EXERCISE DESCRIPTION: Each record that follows should be repeated exactly, with no pictures carried over.

SUPPLIED DATA:

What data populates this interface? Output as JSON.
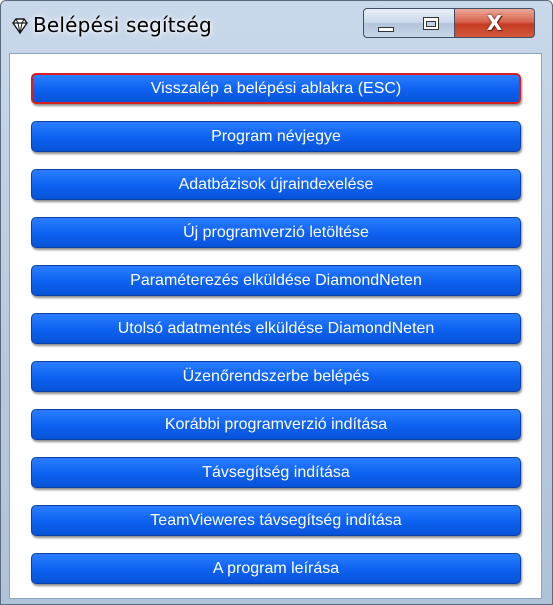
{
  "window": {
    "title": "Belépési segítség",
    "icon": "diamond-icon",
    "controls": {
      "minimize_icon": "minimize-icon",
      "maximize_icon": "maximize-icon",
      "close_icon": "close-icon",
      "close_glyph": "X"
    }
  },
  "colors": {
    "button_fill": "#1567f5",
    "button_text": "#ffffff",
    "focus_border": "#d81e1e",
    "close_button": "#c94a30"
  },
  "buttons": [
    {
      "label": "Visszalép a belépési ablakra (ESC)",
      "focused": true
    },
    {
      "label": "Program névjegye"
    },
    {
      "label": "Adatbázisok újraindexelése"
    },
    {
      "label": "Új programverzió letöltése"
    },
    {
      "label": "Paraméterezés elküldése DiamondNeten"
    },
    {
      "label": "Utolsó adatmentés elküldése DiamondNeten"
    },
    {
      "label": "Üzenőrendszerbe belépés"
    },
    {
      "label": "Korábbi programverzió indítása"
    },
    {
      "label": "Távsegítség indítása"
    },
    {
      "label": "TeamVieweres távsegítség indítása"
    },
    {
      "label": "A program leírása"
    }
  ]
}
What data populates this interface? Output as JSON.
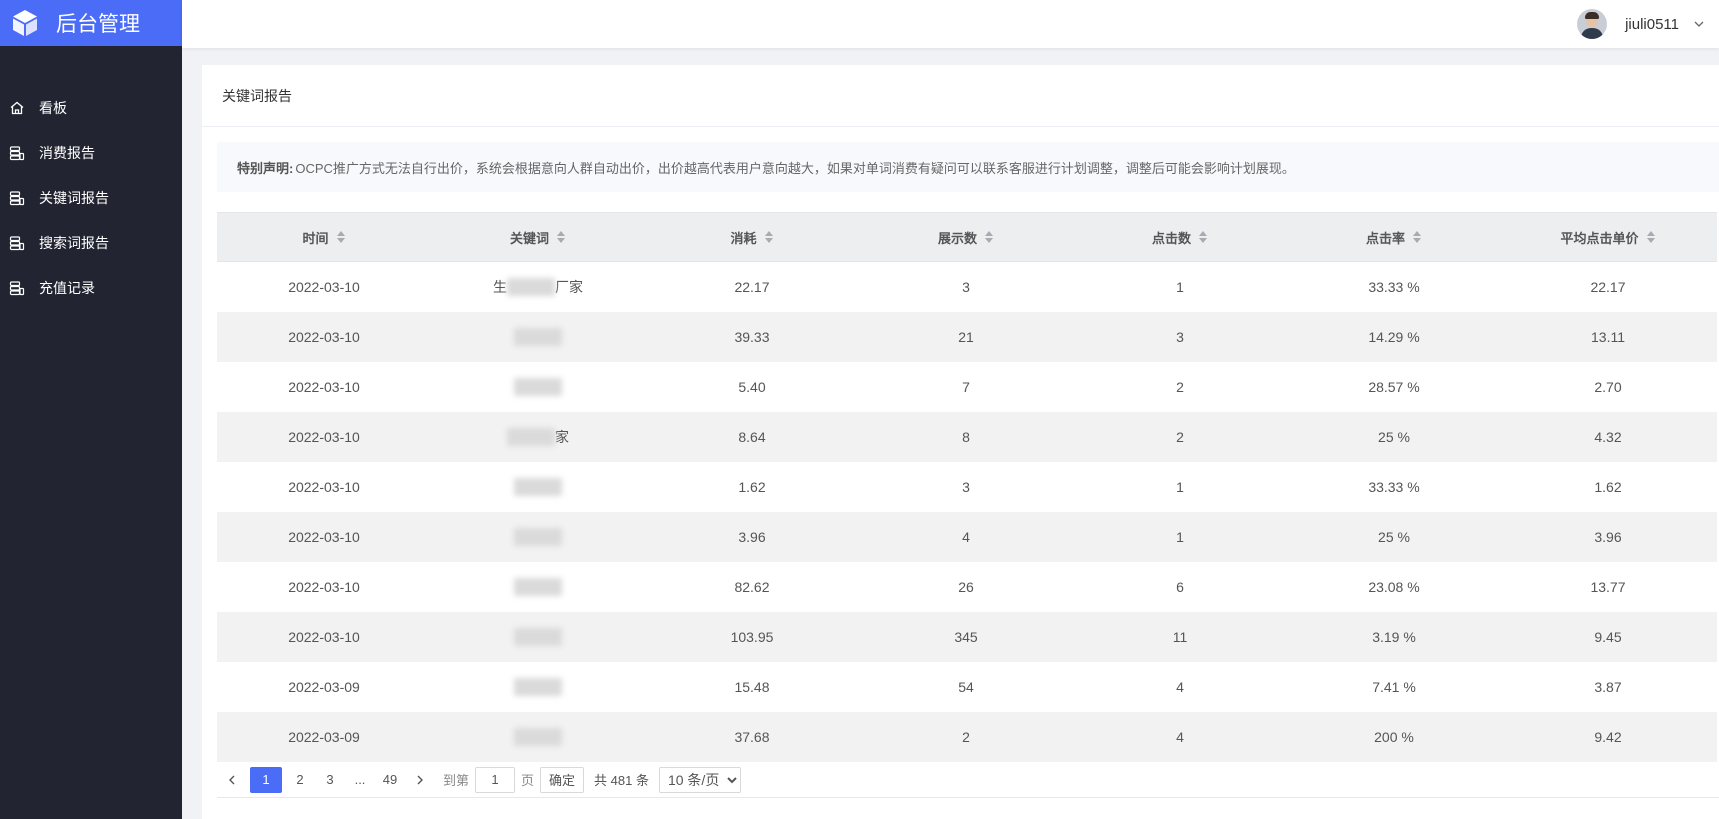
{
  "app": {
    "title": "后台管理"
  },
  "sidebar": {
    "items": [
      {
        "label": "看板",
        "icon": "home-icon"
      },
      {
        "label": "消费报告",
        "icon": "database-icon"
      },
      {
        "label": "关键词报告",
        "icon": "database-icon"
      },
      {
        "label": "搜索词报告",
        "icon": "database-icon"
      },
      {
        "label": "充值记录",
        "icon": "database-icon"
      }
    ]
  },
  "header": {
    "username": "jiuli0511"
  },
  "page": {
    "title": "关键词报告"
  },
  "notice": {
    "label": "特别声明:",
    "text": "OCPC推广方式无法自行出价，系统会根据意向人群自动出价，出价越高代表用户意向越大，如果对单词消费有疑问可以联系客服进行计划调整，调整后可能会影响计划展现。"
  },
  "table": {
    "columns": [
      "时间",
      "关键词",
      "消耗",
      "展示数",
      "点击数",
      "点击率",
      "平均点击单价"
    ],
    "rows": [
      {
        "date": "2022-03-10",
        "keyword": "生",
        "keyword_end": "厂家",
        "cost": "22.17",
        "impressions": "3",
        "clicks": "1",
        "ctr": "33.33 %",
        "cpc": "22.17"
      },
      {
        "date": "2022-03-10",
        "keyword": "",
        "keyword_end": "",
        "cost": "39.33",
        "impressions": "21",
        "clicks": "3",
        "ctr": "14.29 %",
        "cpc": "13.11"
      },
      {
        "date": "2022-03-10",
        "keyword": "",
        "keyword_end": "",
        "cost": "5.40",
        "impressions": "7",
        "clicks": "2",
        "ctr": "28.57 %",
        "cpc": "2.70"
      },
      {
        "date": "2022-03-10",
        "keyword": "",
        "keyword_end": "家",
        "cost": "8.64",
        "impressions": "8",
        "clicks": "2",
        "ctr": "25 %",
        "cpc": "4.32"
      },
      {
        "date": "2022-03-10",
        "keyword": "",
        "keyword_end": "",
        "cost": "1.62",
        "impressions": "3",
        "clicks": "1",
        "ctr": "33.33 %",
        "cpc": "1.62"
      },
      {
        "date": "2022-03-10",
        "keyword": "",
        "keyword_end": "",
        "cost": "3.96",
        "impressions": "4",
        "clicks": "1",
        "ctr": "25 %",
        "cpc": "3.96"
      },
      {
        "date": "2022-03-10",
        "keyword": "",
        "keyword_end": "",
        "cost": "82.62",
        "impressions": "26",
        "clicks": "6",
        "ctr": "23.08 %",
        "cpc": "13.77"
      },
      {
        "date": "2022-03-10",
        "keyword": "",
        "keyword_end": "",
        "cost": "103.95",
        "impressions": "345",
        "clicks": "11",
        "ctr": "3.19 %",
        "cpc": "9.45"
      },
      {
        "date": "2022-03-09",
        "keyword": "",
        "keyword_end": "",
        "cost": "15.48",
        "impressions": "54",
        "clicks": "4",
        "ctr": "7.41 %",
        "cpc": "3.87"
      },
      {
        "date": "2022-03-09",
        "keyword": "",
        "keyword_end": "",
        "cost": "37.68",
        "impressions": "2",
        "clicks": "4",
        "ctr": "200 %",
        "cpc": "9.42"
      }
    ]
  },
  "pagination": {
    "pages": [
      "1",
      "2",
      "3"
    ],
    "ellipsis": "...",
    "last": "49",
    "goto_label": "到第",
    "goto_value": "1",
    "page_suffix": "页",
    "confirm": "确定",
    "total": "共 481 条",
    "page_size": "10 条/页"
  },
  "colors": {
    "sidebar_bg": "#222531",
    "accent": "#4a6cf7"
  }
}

ANSWER FOR THIS EXERCISE:
What data populates this interface? Output as JSON.
{
  "window": {
    "title": "Belépési segítség",
    "icon": "diamond-icon",
    "controls": {
      "minimize_icon": "minimize-icon",
      "maximize_icon": "maximize-icon",
      "close_icon": "close-icon",
      "close_glyph": "X"
    }
  },
  "colors": {
    "button_fill": "#1567f5",
    "button_text": "#ffffff",
    "focus_border": "#d81e1e",
    "close_button": "#c94a30"
  },
  "buttons": [
    {
      "label": "Visszalép a belépési ablakra (ESC)",
      "focused": true
    },
    {
      "label": "Program névjegye"
    },
    {
      "label": "Adatbázisok újraindexelése"
    },
    {
      "label": "Új programverzió letöltése"
    },
    {
      "label": "Paraméterezés elküldése DiamondNeten"
    },
    {
      "label": "Utolsó adatmentés elküldése DiamondNeten"
    },
    {
      "label": "Üzenőrendszerbe belépés"
    },
    {
      "label": "Korábbi programverzió indítása"
    },
    {
      "label": "Távsegítség indítása"
    },
    {
      "label": "TeamVieweres távsegítség indítása"
    },
    {
      "label": "A program leírása"
    }
  ]
}
What data populates this interface? Output as JSON.
{
  "app": {
    "title": "后台管理"
  },
  "sidebar": {
    "items": [
      {
        "label": "看板",
        "icon": "home-icon"
      },
      {
        "label": "消费报告",
        "icon": "database-icon"
      },
      {
        "label": "关键词报告",
        "icon": "database-icon"
      },
      {
        "label": "搜索词报告",
        "icon": "database-icon"
      },
      {
        "label": "充值记录",
        "icon": "database-icon"
      }
    ]
  },
  "header": {
    "username": "jiuli0511"
  },
  "page": {
    "title": "关键词报告"
  },
  "notice": {
    "label": "特别声明:",
    "text": "OCPC推广方式无法自行出价，系统会根据意向人群自动出价，出价越高代表用户意向越大，如果对单词消费有疑问可以联系客服进行计划调整，调整后可能会影响计划展现。"
  },
  "table": {
    "columns": [
      "时间",
      "关键词",
      "消耗",
      "展示数",
      "点击数",
      "点击率",
      "平均点击单价"
    ],
    "rows": [
      {
        "date": "2022-03-10",
        "keyword": "生",
        "keyword_end": "厂家",
        "cost": "22.17",
        "impressions": "3",
        "clicks": "1",
        "ctr": "33.33 %",
        "cpc": "22.17"
      },
      {
        "date": "2022-03-10",
        "keyword": "",
        "keyword_end": "",
        "cost": "39.33",
        "impressions": "21",
        "clicks": "3",
        "ctr": "14.29 %",
        "cpc": "13.11"
      },
      {
        "date": "2022-03-10",
        "keyword": "",
        "keyword_end": "",
        "cost": "5.40",
        "impressions": "7",
        "clicks": "2",
        "ctr": "28.57 %",
        "cpc": "2.70"
      },
      {
        "date": "2022-03-10",
        "keyword": "",
        "keyword_end": "家",
        "cost": "8.64",
        "impressions": "8",
        "clicks": "2",
        "ctr": "25 %",
        "cpc": "4.32"
      },
      {
        "date": "2022-03-10",
        "keyword": "",
        "keyword_end": "",
        "cost": "1.62",
        "impressions": "3",
        "clicks": "1",
        "ctr": "33.33 %",
        "cpc": "1.62"
      },
      {
        "date": "2022-03-10",
        "keyword": "",
        "keyword_end": "",
        "cost": "3.96",
        "impressions": "4",
        "clicks": "1",
        "ctr": "25 %",
        "cpc": "3.96"
      },
      {
        "date": "2022-03-10",
        "keyword": "",
        "keyword_end": "",
        "cost": "82.62",
        "impressions": "26",
        "clicks": "6",
        "ctr": "23.08 %",
        "cpc": "13.77"
      },
      {
        "date": "2022-03-10",
        "keyword": "",
        "keyword_end": "",
        "cost": "103.95",
        "impressions": "345",
        "clicks": "11",
        "ctr": "3.19 %",
        "cpc": "9.45"
      },
      {
        "date": "2022-03-09",
        "keyword": "",
        "keyword_end": "",
        "cost": "15.48",
        "impressions": "54",
        "clicks": "4",
        "ctr": "7.41 %",
        "cpc": "3.87"
      },
      {
        "date": "2022-03-09",
        "keyword": "",
        "keyword_end": "",
        "cost": "37.68",
        "impressions": "2",
        "clicks": "4",
        "ctr": "200 %",
        "cpc": "9.42"
      }
    ]
  },
  "pagination": {
    "pages": [
      "1",
      "2",
      "3"
    ],
    "ellipsis": "...",
    "last": "49",
    "goto_label": "到第",
    "goto_value": "1",
    "page_suffix": "页",
    "confirm": "确定",
    "total": "共 481 条",
    "page_size": "10 条/页"
  },
  "colors": {
    "sidebar_bg": "#222531",
    "accent": "#4a6cf7"
  }
}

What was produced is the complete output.